1) The program participants and the program professionals
2) The facilitator, AGC consultants and mentors.
Planning for the program professionals is described in detail in the MVP facilitator and mentor guides. Facilitators are expected to review the presentation materials exhaustively, to read all of the pre-work and to view all of the videos. They also need to supplement these pre-work materials with their own materials, for examples, anecdotes and supplemental learning. The rule of thumb for facilitators is to plan for at least as much time in their pre-work as they are required to spend in the actual facilitation, which is six hours.
Mentors are expected to complete the pre-work readings and videos and to familiarize themselves with the workshop exercises. For a first-time mentor, this may also take them up to six hours to complete.
Participants are expected to plan to spend six hours reviewing the pre-work readings and videos and completing the pre-work workbook. They should do this at least two weeks prior to the workshop. Each participant company needs to plan a time to spend with their AGC consultant or mentor to review their pre-work. Ideally, they should plan to do this at least one week prior to the workshop, which allows time for any required rework.
As with any well thought out plan, scheduling is essential. As someone famous once said, “plan your work and work your plan”, which begins with putting the time and activity in to your calendar. Given that the workshops are locked down, these are easily entered in everyone’s calendar, four weeks apart over the 24-month period. The equivalent preparation time also needs to be entered in each participant and professional’s calendar, in time slots that suit their schedule, but meet the requirements set out above.
The pre-work package is clearly defined for each workshop and the second workshop is no exception. For this second workshop each participant is expected to address their market type and level of innovation, including a description of their “back-story’, which inspired the creation of their company.
For innovation, the pre-work is as follows:
What is the source of your innovation?
My market innovation comes from:
My technology Innovation comes from:
My innovation is valuable because:
For market type, the pre-work is:
What is your market type?
When you reviewed Steve Blank’s readings on market type, you discovered that there are five options and each of these needed a slightly different approach. Choose the model that best suited your market type and make some notes on why you chose this market type:
1. Existing market
2. Re-segmented – value priced
3. Re-segmented – premium priced
4. New market
5. Clone market
Finally, complete the following short assignment on your company back-story:
Where did your idea come from? Tell the history of your product or service.
• Boil it down to a sentence, something catchy that would be a tagline on your website.
• Answer the question: why am I developing this product/business?
• If I was writing the story of my business 20 years later (or in my memoirs…)

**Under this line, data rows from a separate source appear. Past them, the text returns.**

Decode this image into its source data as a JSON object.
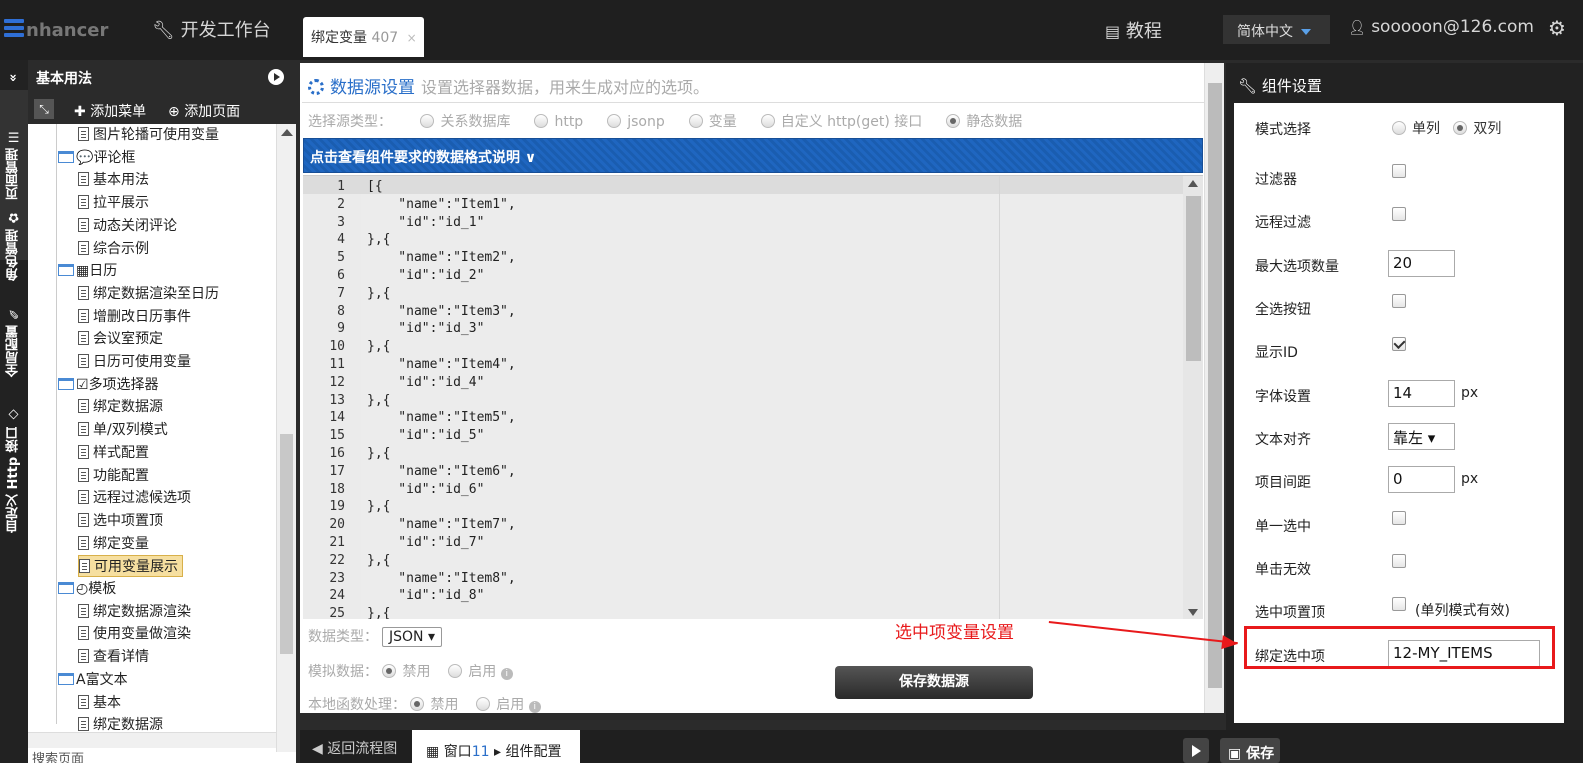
{
  "top": {
    "logo": "nhancer",
    "workbench": "开发工作台",
    "tab_label": "绑定变量",
    "tab_count": "407",
    "tab_close": "×",
    "tutorial": "教程",
    "language": "简体中文",
    "user": "sooooon@126.com"
  },
  "vtabs": [
    "页面管理",
    "角色管理",
    "全局配置",
    "自定义 Http 接口"
  ],
  "left": {
    "title": "基本用法",
    "collapse": "«",
    "add_menu": "添加菜单",
    "add_page": "添加页面",
    "search_placeholder": "搜索页面",
    "tree": [
      {
        "label": "图片轮播可使用变量",
        "type": "file",
        "level": 2
      },
      {
        "label": "评论框",
        "type": "folder",
        "level": 1,
        "glyph": "💬"
      },
      {
        "label": "基本用法",
        "type": "file",
        "level": 2
      },
      {
        "label": "拉平展示",
        "type": "file",
        "level": 2
      },
      {
        "label": "动态关闭评论",
        "type": "file",
        "level": 2
      },
      {
        "label": "综合示例",
        "type": "file",
        "level": 2
      },
      {
        "label": "日历",
        "type": "folder",
        "level": 1,
        "glyph": "▦"
      },
      {
        "label": "绑定数据渲染至日历",
        "type": "file",
        "level": 2
      },
      {
        "label": "增删改日历事件",
        "type": "file",
        "level": 2
      },
      {
        "label": "会议室预定",
        "type": "file",
        "level": 2
      },
      {
        "label": "日历可使用变量",
        "type": "file",
        "level": 2
      },
      {
        "label": "多项选择器",
        "type": "folder",
        "level": 1,
        "glyph": "☑"
      },
      {
        "label": "绑定数据源",
        "type": "file",
        "level": 2
      },
      {
        "label": "单/双列模式",
        "type": "file",
        "level": 2
      },
      {
        "label": "样式配置",
        "type": "file",
        "level": 2
      },
      {
        "label": "功能配置",
        "type": "file",
        "level": 2
      },
      {
        "label": "远程过滤候选项",
        "type": "file",
        "level": 2
      },
      {
        "label": "选中项置顶",
        "type": "file",
        "level": 2
      },
      {
        "label": "绑定变量",
        "type": "file",
        "level": 2
      },
      {
        "label": "可用变量展示",
        "type": "file",
        "level": 2,
        "selected": true
      },
      {
        "label": "模板",
        "type": "folder",
        "level": 1,
        "glyph": "◴"
      },
      {
        "label": "绑定数据源渲染",
        "type": "file",
        "level": 2
      },
      {
        "label": "使用变量做渲染",
        "type": "file",
        "level": 2
      },
      {
        "label": "查看详情",
        "type": "file",
        "level": 2
      },
      {
        "label": "富文本",
        "type": "folder",
        "level": 1,
        "glyph": "A"
      },
      {
        "label": "基本",
        "type": "file",
        "level": 2
      },
      {
        "label": "绑定数据源",
        "type": "file",
        "level": 2
      }
    ]
  },
  "main": {
    "title": "数据源设置",
    "subtitle": "设置选择器数据，用来生成对应的选项。",
    "source_type_label": "选择源类型：",
    "source_types": [
      {
        "label": "关系数据库",
        "checked": false
      },
      {
        "label": "http",
        "checked": false
      },
      {
        "label": "jsonp",
        "checked": false
      },
      {
        "label": "变量",
        "checked": false
      },
      {
        "label": "自定义 http(get) 接口",
        "checked": false
      },
      {
        "label": "静态数据",
        "checked": true
      }
    ],
    "format_bar": "点击查看组件要求的数据格式说明 ∨",
    "code_lines": [
      "[{",
      "    \"name\":\"Item1\",",
      "    \"id\":\"id_1\"",
      "},{",
      "    \"name\":\"Item2\",",
      "    \"id\":\"id_2\"",
      "},{",
      "    \"name\":\"Item3\",",
      "    \"id\":\"id_3\"",
      "},{",
      "    \"name\":\"Item4\",",
      "    \"id\":\"id_4\"",
      "},{",
      "    \"name\":\"Item5\",",
      "    \"id\":\"id_5\"",
      "},{",
      "    \"name\":\"Item6\",",
      "    \"id\":\"id_6\"",
      "},{",
      "    \"name\":\"Item7\",",
      "    \"id\":\"id_7\"",
      "},{",
      "    \"name\":\"Item8\",",
      "    \"id\":\"id_8\"",
      "},{"
    ],
    "data_type_label": "数据类型：",
    "data_type_value": "JSON ▾",
    "mock_label": "模拟数据：",
    "local_fn_label": "本地函数处理：",
    "disable": "禁用",
    "enable": "启用",
    "save_button": "保存数据源"
  },
  "right": {
    "title": "组件设置",
    "mode_label": "模式选择",
    "mode_single": "单列",
    "mode_double": "双列",
    "mode_selected": "双列",
    "rows": [
      {
        "label": "过滤器",
        "kind": "checkbox",
        "checked": false
      },
      {
        "label": "远程过滤",
        "kind": "checkbox",
        "checked": false
      },
      {
        "label": "最大选项数量",
        "kind": "input",
        "value": "20"
      },
      {
        "label": "全选按钮",
        "kind": "checkbox",
        "checked": false
      },
      {
        "label": "显示ID",
        "kind": "checkbox",
        "checked": true
      },
      {
        "label": "字体设置",
        "kind": "input",
        "value": "14",
        "unit": "px"
      },
      {
        "label": "文本对齐",
        "kind": "select",
        "value": "靠左 ▾"
      },
      {
        "label": "项目间距",
        "kind": "input",
        "value": "0",
        "unit": "px"
      },
      {
        "label": "单一选中",
        "kind": "checkbox",
        "checked": false
      },
      {
        "label": "单击无效",
        "kind": "checkbox",
        "checked": false
      },
      {
        "label": "选中项置顶",
        "kind": "checkbox",
        "checked": false,
        "note": "(单列模式有效)"
      },
      {
        "label": "绑定选中项",
        "kind": "input",
        "value": "12-MY_ITEMS"
      }
    ]
  },
  "annotation": {
    "text": "选中项变量设置",
    "color": "#e8191b"
  },
  "bottom": {
    "back": "返回流程图",
    "window_label": "窗口",
    "window_num": "11",
    "window_tab": "组件配置",
    "save": "保存"
  },
  "colors": {
    "accent": "#2a6fc9",
    "selected_tree": "#f6dfa0",
    "highlight": "#e8191b"
  }
}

• I’m being profiled in Entrepreneur magazine and the interviewer asks…where did it all start?
• We’re making a corporate training video to orient new employees to the history of the company.
If these pre-work materials are sufficiently addressed, then the actual workshop should be manageable, provided that participants and professionals plan to: 1) turn their wireless devices off and disengage from their office for the day; 2) get active for every exercise session, which accounts for about half of each workshop day; 3) participate in the group exercises with sincerity and enthusiasm. Also, everyone needs to plan to participate in each and every full six-hour workshop. During the second workshop we will complete the following exercises:

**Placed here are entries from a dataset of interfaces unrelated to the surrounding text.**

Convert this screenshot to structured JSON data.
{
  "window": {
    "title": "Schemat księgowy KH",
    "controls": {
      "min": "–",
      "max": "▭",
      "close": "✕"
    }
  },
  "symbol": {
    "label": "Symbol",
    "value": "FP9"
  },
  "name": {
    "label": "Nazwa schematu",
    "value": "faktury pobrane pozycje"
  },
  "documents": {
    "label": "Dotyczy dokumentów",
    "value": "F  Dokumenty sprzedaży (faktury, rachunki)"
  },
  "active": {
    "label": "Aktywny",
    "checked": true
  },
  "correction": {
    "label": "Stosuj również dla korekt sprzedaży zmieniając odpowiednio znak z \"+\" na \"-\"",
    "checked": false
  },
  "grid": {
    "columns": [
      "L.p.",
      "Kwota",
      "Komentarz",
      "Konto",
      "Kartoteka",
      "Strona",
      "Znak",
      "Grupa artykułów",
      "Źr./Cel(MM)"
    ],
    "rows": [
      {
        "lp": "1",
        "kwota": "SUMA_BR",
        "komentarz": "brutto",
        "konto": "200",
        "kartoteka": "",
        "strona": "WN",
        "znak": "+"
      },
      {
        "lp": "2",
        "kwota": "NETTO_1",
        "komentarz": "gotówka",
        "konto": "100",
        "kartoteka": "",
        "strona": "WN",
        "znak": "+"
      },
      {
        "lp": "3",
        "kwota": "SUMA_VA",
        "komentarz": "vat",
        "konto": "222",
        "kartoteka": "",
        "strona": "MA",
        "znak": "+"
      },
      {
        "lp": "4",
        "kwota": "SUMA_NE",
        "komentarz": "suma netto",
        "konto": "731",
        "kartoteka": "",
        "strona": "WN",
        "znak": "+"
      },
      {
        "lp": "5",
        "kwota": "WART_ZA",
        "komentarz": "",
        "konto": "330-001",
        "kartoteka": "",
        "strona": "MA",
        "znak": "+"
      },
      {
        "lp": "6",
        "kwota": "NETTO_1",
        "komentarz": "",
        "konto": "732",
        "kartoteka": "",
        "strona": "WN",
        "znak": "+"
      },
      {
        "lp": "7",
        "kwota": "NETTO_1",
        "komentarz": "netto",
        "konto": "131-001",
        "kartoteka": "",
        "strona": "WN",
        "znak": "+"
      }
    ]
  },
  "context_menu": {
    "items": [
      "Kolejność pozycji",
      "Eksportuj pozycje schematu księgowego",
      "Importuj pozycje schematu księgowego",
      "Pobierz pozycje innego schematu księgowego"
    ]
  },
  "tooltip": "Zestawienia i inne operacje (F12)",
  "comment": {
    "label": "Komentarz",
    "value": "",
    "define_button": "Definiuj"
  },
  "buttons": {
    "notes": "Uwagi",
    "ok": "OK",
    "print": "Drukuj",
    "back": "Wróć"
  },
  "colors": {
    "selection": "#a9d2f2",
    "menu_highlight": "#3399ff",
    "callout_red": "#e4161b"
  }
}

Workshop Day 2, Exercise #1
What is your market type? What is your market type hypothesis based on?
Workshop Day 2, Exercise #2
Describe the source of your innovation, where you are on the innovation chart, what yo